EXERCISE PROMPT:
Scan the listing below and copy every line holding "Shader".

[Opening AVAILABLE RECORDS section]

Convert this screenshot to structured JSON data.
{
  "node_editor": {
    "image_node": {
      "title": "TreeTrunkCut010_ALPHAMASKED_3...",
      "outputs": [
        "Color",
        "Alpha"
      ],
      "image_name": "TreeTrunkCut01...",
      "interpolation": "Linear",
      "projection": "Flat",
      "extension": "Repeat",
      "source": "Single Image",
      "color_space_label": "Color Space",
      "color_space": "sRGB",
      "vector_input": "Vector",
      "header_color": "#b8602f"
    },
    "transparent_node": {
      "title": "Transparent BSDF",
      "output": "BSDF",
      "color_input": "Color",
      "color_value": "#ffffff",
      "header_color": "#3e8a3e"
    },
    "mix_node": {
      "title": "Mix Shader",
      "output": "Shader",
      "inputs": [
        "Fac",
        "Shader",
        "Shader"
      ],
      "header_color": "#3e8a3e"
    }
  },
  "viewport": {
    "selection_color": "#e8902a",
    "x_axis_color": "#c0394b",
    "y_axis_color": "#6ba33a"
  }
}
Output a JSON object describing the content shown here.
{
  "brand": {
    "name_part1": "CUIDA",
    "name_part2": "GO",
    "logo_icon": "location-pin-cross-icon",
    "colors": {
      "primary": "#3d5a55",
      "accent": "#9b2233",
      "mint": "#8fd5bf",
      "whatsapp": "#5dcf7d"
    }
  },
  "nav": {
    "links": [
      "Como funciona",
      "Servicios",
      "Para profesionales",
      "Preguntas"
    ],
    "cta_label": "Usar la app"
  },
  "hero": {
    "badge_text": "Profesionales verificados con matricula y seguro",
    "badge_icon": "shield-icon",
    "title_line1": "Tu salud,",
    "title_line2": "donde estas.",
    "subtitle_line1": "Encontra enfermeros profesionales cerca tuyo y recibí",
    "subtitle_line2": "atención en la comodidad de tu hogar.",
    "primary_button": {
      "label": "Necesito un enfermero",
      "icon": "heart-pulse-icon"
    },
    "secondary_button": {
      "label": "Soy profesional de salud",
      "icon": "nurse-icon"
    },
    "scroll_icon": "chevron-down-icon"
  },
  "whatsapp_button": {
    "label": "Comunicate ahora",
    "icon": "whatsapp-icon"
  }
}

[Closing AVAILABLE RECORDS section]

SOLVED EXERCISE:
      "title": "Mix Shader",
      "output": "Shader",
        "Shader",
        "Shader"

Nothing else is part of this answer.